EXERCISE REQUIREMENTS: In the material below, find each line that contains the word "JSON" and copy it.

DATA UNDER STUDY:
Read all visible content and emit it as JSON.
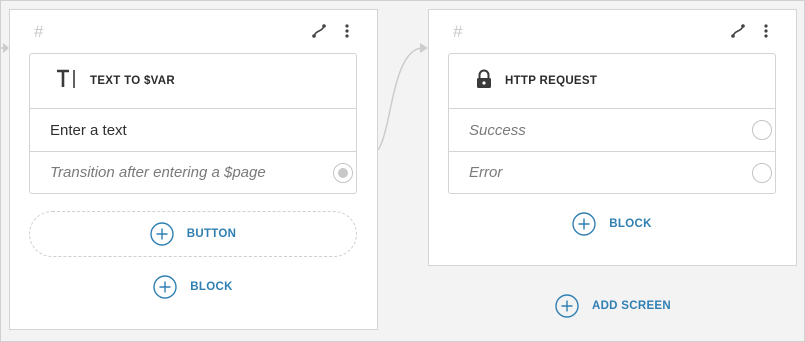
{
  "screens": [
    {
      "hash": "#",
      "block": {
        "title": "TEXT TO $VAR",
        "rows": [
          {
            "text": "Enter a text",
            "style": "plain"
          },
          {
            "text": "Transition after entering a $page",
            "style": "italic",
            "radio": "filled"
          }
        ]
      },
      "add_button_label": "BUTTON",
      "add_block_label": "BLOCK"
    },
    {
      "hash": "#",
      "block": {
        "title": "HTTP REQUEST",
        "rows": [
          {
            "text": "Success",
            "style": "italic",
            "radio": "empty"
          },
          {
            "text": "Error",
            "style": "italic",
            "radio": "empty"
          }
        ]
      },
      "add_block_label": "BLOCK"
    }
  ],
  "add_screen_label": "ADD SCREEN",
  "icons": {
    "connect": "route-connect-icon",
    "menu": "more-vertical-icon",
    "text_block": "text-cursor-icon",
    "http_block": "lock-icon",
    "add": "plus-circle-icon"
  },
  "colors": {
    "accent": "#2f7fb3",
    "canvas": "#f3f3f3",
    "card": "#ffffff",
    "border": "#d4d4d4",
    "connector": "#cccccc"
  }
}
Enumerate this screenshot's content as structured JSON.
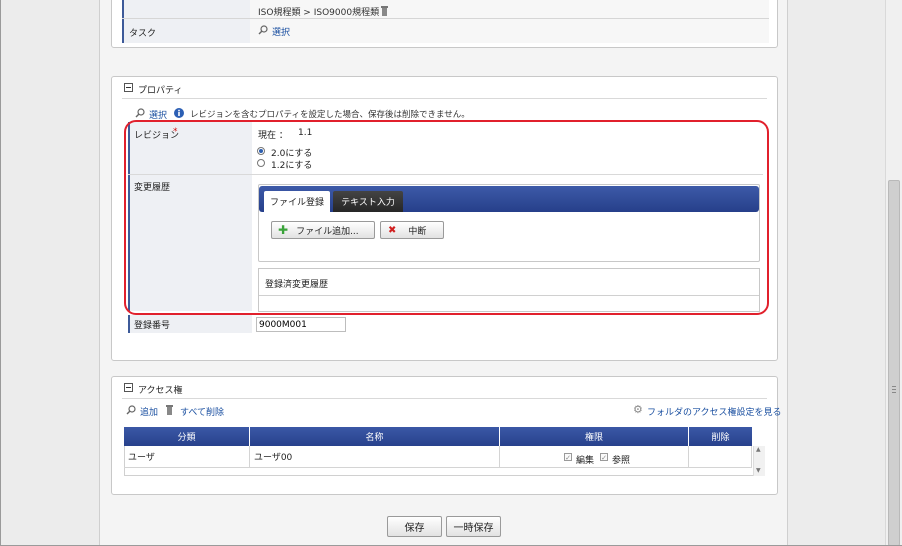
{
  "top_section": {
    "breadcrumb_path": "ISO規程類 > ISO9000規程類",
    "task_label": "タスク",
    "task_select": "選択"
  },
  "property_section": {
    "title": "プロパティ",
    "select_link": "選択",
    "info_text": "レビジョンを含むプロパティを設定した場合、保存後は削除できません。",
    "revision_label": "レビジョン",
    "required_mark": "*",
    "current_label": "現在 ：",
    "current_value": "1.1",
    "radio_options": [
      {
        "label": "2.0にする",
        "selected": true
      },
      {
        "label": "1.2にする",
        "selected": false
      }
    ],
    "history_label": "変更履歴",
    "tabs": [
      {
        "label": "ファイル登録",
        "active": true
      },
      {
        "label": "テキスト入力",
        "active": false
      }
    ],
    "add_file_button": "ファイル追加...",
    "abort_button": "中断",
    "registered_history_title": "登録済変更履歴",
    "registration_number_label": "登録番号",
    "registration_number_value": "9000M001"
  },
  "access_section": {
    "title": "アクセス権",
    "add_link": "追加",
    "delete_all_link": "すべて削除",
    "folder_settings_link": "フォルダのアクセス権設定を見る",
    "columns": [
      "分類",
      "名称",
      "権限",
      "削除"
    ],
    "rows": [
      {
        "category": "ユーザ",
        "name": "ユーザ00",
        "perm_edit": "編集",
        "perm_view": "参照"
      }
    ]
  },
  "footer": {
    "save_button": "保存",
    "temp_save_button": "一時保存"
  },
  "colors": {
    "accent_blue": "#2d4a9a",
    "highlight_red": "#e1202c",
    "link_blue": "#1a4fa0"
  }
}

EXERCISE ANSWER:
Read all visible content and emit it as JSON.
Enumerate this screenshot's content as structured JSON.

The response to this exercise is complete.